(Website and app data records)
========================

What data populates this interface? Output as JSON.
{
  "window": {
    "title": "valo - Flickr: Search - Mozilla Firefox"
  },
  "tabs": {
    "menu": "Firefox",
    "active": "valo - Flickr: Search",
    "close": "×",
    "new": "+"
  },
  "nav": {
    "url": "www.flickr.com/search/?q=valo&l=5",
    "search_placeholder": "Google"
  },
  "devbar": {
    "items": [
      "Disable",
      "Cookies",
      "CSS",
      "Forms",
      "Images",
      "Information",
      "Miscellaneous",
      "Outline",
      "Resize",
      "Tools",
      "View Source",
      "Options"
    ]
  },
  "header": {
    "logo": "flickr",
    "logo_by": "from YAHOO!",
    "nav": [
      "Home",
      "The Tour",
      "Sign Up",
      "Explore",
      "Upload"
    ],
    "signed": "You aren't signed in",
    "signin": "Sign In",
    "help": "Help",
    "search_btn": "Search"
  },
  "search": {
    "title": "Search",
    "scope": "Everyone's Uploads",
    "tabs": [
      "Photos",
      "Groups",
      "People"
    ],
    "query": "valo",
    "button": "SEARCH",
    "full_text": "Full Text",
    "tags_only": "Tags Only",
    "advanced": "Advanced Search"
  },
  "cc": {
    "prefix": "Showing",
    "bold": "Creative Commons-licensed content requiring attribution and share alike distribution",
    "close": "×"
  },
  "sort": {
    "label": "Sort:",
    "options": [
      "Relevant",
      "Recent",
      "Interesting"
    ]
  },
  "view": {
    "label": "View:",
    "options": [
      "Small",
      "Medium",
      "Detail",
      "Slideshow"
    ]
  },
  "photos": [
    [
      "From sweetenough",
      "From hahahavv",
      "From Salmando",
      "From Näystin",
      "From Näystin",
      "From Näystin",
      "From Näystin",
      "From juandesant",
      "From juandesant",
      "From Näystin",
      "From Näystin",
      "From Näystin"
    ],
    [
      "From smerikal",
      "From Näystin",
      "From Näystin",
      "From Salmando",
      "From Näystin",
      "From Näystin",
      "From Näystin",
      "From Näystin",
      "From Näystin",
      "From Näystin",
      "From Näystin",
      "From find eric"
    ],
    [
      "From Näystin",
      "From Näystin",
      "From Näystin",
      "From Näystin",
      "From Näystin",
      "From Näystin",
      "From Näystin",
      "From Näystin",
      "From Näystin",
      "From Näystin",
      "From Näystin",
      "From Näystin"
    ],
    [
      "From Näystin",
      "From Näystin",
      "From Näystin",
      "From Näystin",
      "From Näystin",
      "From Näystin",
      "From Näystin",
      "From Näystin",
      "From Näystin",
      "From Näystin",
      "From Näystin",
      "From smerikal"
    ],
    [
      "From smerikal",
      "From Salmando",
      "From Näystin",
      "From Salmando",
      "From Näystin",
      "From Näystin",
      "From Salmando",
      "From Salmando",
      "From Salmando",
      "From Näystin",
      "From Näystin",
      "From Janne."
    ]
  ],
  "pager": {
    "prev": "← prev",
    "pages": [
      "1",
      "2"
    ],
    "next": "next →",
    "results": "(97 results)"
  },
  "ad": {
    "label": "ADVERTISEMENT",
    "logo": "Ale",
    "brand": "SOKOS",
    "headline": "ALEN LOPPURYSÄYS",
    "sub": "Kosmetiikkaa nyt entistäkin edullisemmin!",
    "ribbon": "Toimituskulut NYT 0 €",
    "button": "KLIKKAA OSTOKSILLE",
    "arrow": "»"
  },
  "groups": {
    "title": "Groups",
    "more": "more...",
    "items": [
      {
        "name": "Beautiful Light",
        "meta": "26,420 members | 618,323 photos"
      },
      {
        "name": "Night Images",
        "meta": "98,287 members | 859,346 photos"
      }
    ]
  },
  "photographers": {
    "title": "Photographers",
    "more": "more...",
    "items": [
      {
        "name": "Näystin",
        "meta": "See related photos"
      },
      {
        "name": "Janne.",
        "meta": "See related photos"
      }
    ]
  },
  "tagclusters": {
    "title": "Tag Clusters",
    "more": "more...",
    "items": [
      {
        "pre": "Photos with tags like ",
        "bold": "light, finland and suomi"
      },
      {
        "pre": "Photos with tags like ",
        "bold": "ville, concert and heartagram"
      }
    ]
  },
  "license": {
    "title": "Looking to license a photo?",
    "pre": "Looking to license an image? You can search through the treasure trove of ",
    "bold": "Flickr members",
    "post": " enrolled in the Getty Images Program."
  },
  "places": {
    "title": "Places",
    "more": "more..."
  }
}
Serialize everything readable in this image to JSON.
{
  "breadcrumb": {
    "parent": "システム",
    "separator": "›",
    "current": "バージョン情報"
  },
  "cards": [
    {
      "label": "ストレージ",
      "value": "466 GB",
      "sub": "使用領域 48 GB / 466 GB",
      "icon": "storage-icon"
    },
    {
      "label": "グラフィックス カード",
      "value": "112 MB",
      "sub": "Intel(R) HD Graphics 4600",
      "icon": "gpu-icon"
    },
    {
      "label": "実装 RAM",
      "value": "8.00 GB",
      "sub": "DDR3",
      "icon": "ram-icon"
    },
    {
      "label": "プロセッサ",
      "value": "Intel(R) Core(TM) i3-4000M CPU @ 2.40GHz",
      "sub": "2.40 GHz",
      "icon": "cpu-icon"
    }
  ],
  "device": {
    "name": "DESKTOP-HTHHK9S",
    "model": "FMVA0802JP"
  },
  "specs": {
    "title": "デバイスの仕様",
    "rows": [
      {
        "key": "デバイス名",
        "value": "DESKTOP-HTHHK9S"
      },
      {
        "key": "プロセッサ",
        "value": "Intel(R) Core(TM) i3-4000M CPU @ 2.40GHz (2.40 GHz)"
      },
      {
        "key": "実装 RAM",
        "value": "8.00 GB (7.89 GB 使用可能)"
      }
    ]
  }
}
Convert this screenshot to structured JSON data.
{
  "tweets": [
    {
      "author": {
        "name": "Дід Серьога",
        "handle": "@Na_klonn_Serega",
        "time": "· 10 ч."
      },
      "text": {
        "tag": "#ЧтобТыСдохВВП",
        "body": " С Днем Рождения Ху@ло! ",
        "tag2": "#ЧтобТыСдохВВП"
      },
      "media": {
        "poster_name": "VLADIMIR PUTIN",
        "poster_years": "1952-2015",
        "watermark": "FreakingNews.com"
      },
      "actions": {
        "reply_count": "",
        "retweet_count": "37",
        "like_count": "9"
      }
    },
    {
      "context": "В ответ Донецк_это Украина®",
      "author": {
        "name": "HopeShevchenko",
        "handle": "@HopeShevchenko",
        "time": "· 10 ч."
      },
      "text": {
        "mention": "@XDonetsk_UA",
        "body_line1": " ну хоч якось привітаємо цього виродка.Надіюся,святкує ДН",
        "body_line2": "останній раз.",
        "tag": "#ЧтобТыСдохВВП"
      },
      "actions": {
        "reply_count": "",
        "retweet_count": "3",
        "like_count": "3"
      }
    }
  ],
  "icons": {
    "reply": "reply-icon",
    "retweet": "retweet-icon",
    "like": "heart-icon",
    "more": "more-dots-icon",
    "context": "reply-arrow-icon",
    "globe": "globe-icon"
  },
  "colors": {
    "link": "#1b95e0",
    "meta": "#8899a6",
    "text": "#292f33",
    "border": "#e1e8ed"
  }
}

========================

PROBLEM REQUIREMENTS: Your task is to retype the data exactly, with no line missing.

RESPONSE:
What data populates this interface? Output as JSON.
{
  "window": {
    "title": "valo - Flickr: Search - Mozilla Firefox"
  },
  "tabs": {
    "menu": "Firefox",
    "active": "valo - Flickr: Search",
    "close": "×",
    "new": "+"
  },
  "nav": {
    "url": "www.flickr.com/search/?q=valo&l=5",
    "search_placeholder": "Google"
  },
  "devbar": {
    "items": [
      "Disable",
      "Cookies",
      "CSS",
      "Forms",
      "Images",
      "Information",
      "Miscellaneous",
      "Outline",
      "Resize",
      "Tools",
      "View Source",
      "Options"
    ]
  },
  "header": {
    "logo": "flickr",
    "logo_by": "from YAHOO!",
    "nav": [
      "Home",
      "The Tour",
      "Sign Up",
      "Explore",
      "Upload"
    ],
    "signed": "You aren't signed in",
    "signin": "Sign In",
    "help": "Help",
    "search_btn": "Search"
  },
  "search": {
    "title": "Search",
    "scope": "Everyone's Uploads",
    "tabs": [
      "Photos",
      "Groups",
      "People"
    ],
    "query": "valo",
    "button": "SEARCH",
    "full_text": "Full Text",
    "tags_only": "Tags Only",
    "advanced": "Advanced Search"
  },
  "cc": {
    "prefix": "Showing",
    "bold": "Creative Commons-licensed content requiring attribution and share alike distribution",
    "close": "×"
  },
  "sort": {
    "label": "Sort:",
    "options": [
      "Relevant",
      "Recent",
      "Interesting"
    ]
  },
  "view": {
    "label": "View:",
    "options": [
      "Small",
      "Medium",
      "Detail",
      "Slideshow"
    ]
  },
  "photos": [
    [
      "From sweetenough",
      "From hahahavv",
      "From Salmando",
      "From Näystin",
      "From Näystin",
      "From Näystin",
      "From Näystin",
      "From juandesant",
      "From juandesant",
      "From Näystin",
      "From Näystin",
      "From Näystin"
    ],
    [
      "From smerikal",
      "From Näystin",
      "From Näystin",
      "From Salmando",
      "From Näystin",
      "From Näystin",
      "From Näystin",
      "From Näystin",
      "From Näystin",
      "From Näystin",
      "From Näystin",
      "From find eric"
    ],
    [
      "From Näystin",
      "From Näystin",
      "From Näystin",
      "From Näystin",
      "From Näystin",
      "From Näystin",
      "From Näystin",
      "From Näystin",
      "From Näystin",
      "From Näystin",
      "From Näystin",
      "From Näystin"
    ],
    [
      "From Näystin",
      "From Näystin",
      "From Näystin",
      "From Näystin",
      "From Näystin",
      "From Näystin",
      "From Näystin",
      "From Näystin",
      "From Näystin",
      "From Näystin",
      "From Näystin",
      "From smerikal"
    ],
    [
      "From smerikal",
      "From Salmando",
      "From Näystin",
      "From Salmando",
      "From Näystin",
      "From Näystin",
      "From Salmando",
      "From Salmando",
      "From Salmando",
      "From Näystin",
      "From Näystin",
      "From Janne."
    ]
  ],
  "pager": {
    "prev": "← prev",
    "pages": [
      "1",
      "2"
    ],
    "next": "next →",
    "results": "(97 results)"
  },
  "ad": {
    "label": "ADVERTISEMENT",
    "logo": "Ale",
    "brand": "SOKOS",
    "headline": "ALEN LOPPURYSÄYS",
    "sub": "Kosmetiikkaa nyt entistäkin edullisemmin!",
    "ribbon": "Toimituskulut NYT 0 €",
    "button": "KLIKKAA OSTOKSILLE",
    "arrow": "»"
  },
  "groups": {
    "title": "Groups",
    "more": "more...",
    "items": [
      {
        "name": "Beautiful Light",
        "meta": "26,420 members | 618,323 photos"
      },
      {
        "name": "Night Images",
        "meta": "98,287 members | 859,346 photos"
      }
    ]
  },
  "photographers": {
    "title": "Photographers",
    "more": "more...",
    "items": [
      {
        "name": "Näystin",
        "meta": "See related photos"
      },
      {
        "name": "Janne.",
        "meta": "See related photos"
      }
    ]
  },
  "tagclusters": {
    "title": "Tag Clusters",
    "more": "more...",
    "items": [
      {
        "pre": "Photos with tags like ",
        "bold": "light, finland and suomi"
      },
      {
        "pre": "Photos with tags like ",
        "bold": "ville, concert and heartagram"
      }
    ]
  },
  "license": {
    "title": "Looking to license a photo?",
    "pre": "Looking to license an image? You can search through the treasure trove of ",
    "bold": "Flickr members",
    "post": " enrolled in the Getty Images Program."
  },
  "places": {
    "title": "Places",
    "more": "more..."
  }
}
Serialize everything readable in this image to JSON.
{
  "breadcrumb": {
    "parent": "システム",
    "separator": "›",
    "current": "バージョン情報"
  },
  "cards": [
    {
      "label": "ストレージ",
      "value": "466 GB",
      "sub": "使用領域 48 GB / 466 GB",
      "icon": "storage-icon"
    },
    {
      "label": "グラフィックス カード",
      "value": "112 MB",
      "sub": "Intel(R) HD Graphics 4600",
      "icon": "gpu-icon"
    },
    {
      "label": "実装 RAM",
      "value": "8.00 GB",
      "sub": "DDR3",
      "icon": "ram-icon"
    },
    {
      "label": "プロセッサ",
      "value": "Intel(R) Core(TM) i3-4000M CPU @ 2.40GHz",
      "sub": "2.40 GHz",
      "icon": "cpu-icon"
    }
  ],
  "device": {
    "name": "DESKTOP-HTHHK9S",
    "model": "FMVA0802JP"
  },
  "specs": {
    "title": "デバイスの仕様",
    "rows": [
      {
        "key": "デバイス名",
        "value": "DESKTOP-HTHHK9S"
      },
      {
        "key": "プロセッサ",
        "value": "Intel(R) Core(TM) i3-4000M CPU @ 2.40GHz (2.40 GHz)"
      },
      {
        "key": "実装 RAM",
        "value": "8.00 GB (7.89 GB 使用可能)"
      }
    ]
  }
}
Convert this screenshot to structured JSON data.
{
  "tweets": [
    {
      "author": {
        "name": "Дід Серьога",
        "handle": "@Na_klonn_Serega",
        "time": "· 10 ч."
      },
      "text": {
        "tag": "#ЧтобТыСдохВВП",
        "body": " С Днем Рождения Ху@ло! ",
        "tag2": "#ЧтобТыСдохВВП"
      },
      "media": {
        "poster_name": "VLADIMIR PUTIN",
        "poster_years": "1952-2015",
        "watermark": "FreakingNews.com"
      },
      "actions": {
        "reply_count": "",
        "retweet_count": "37",
        "like_count": "9"
      }
    },
    {
      "context": "В ответ Донецк_это Украина®",
      "author": {
        "name": "HopeShevchenko",
        "handle": "@HopeShevchenko",
        "time": "· 10 ч."
      },
      "text": {
        "mention": "@XDonetsk_UA",
        "body_line1": " ну хоч якось привітаємо цього виродка.Надіюся,святкує ДН",
        "body_line2": "останній раз.",
        "tag": "#ЧтобТыСдохВВП"
      },
      "actions": {
        "reply_count": "",
        "retweet_count": "3",
        "like_count": "3"
      }
    }
  ],
  "icons": {
    "reply": "reply-icon",
    "retweet": "retweet-icon",
    "like": "heart-icon",
    "more": "more-dots-icon",
    "context": "reply-arrow-icon",
    "globe": "globe-icon"
  },
  "colors": {
    "link": "#1b95e0",
    "meta": "#8899a6",
    "text": "#292f33",
    "border": "#e1e8ed"
  }
}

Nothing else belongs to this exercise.